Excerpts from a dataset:
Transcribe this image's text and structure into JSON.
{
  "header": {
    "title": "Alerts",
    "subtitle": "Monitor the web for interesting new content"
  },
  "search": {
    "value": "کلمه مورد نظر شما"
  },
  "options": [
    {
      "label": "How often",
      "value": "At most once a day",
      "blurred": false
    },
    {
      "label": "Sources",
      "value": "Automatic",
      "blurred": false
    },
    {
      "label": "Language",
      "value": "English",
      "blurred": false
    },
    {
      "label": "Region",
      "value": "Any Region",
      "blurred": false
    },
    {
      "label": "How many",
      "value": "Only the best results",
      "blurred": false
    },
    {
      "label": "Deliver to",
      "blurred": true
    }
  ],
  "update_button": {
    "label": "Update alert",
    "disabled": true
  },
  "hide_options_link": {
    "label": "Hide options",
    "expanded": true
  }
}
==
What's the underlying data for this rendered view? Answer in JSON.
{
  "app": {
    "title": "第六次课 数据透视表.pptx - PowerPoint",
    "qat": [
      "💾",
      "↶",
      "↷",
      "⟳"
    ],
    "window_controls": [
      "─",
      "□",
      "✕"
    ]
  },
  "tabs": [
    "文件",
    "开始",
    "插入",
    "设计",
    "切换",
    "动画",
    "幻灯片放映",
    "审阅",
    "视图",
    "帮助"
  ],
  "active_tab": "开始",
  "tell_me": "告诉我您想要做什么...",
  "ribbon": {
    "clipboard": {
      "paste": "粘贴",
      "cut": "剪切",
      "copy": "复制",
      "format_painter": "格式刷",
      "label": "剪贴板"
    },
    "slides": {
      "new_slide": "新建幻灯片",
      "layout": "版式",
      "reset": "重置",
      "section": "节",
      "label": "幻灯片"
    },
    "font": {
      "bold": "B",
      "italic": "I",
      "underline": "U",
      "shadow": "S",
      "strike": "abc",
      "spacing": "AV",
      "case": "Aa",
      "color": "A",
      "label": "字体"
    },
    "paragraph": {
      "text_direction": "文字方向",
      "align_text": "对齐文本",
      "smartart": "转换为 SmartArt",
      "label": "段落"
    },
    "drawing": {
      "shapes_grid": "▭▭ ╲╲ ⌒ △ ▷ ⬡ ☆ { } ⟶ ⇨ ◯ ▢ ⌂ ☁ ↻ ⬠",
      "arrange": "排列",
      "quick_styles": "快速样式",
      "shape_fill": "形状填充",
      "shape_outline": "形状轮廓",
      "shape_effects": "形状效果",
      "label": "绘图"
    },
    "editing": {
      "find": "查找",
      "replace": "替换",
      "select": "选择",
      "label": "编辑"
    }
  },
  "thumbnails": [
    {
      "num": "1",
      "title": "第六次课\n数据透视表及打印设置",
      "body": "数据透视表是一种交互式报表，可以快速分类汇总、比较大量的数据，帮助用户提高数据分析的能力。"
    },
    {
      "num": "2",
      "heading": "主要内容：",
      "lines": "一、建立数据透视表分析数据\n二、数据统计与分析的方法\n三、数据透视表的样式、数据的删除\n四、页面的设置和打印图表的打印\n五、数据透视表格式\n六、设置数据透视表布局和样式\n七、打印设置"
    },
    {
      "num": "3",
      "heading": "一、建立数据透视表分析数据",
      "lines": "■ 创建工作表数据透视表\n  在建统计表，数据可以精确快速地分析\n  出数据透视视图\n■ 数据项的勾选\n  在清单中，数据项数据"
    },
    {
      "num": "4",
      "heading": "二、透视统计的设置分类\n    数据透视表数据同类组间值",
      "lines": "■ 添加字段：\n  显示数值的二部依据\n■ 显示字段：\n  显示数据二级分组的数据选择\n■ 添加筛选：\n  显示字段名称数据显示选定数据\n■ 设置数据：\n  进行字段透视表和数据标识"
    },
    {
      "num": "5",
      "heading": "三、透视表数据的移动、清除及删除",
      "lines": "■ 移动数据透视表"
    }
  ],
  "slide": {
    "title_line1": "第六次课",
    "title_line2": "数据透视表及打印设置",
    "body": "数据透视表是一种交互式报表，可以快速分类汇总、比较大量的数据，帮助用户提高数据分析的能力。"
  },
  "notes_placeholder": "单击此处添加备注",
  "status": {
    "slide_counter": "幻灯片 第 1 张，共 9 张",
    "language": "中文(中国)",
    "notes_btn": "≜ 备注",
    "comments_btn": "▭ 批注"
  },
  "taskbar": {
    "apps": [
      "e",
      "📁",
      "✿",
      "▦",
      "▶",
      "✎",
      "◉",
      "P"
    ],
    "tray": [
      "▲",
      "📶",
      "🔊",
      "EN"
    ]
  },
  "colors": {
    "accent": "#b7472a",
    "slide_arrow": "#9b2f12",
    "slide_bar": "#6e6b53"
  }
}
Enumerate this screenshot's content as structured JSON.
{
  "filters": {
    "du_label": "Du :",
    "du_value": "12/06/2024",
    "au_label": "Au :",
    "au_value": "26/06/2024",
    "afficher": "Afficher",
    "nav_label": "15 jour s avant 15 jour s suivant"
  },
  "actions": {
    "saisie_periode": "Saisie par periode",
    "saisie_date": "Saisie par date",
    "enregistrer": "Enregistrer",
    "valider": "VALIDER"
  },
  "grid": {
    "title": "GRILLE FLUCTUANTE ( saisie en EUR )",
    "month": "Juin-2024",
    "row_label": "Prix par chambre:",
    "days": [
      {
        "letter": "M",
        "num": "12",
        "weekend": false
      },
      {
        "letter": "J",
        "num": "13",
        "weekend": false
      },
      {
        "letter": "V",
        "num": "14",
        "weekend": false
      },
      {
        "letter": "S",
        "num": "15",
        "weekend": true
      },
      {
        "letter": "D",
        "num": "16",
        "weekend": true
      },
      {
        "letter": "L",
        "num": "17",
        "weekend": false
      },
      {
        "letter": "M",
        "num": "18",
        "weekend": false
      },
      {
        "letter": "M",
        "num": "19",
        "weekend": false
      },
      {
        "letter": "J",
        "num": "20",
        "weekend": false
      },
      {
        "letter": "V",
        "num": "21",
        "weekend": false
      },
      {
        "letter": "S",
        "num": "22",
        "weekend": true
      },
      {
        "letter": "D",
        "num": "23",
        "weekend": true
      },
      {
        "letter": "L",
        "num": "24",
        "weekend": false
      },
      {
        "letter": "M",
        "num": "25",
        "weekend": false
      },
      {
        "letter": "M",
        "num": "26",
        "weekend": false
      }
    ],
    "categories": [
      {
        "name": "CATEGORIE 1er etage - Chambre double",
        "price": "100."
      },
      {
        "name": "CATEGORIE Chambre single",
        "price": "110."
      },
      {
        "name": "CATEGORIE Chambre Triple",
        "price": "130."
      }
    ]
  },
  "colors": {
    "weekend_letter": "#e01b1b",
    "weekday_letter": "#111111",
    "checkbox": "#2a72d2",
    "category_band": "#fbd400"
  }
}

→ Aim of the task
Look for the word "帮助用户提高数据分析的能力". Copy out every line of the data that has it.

→ Output of the exercise
      "body": "数据透视表是一种交互式报表，可以快速分类汇总、比较大量的数据，帮助用户提高数据分析的能力。"
    "body": "数据透视表是一种交互式报表，可以快速分类汇总、比较大量的数据，帮助用户提高数据分析的能力。"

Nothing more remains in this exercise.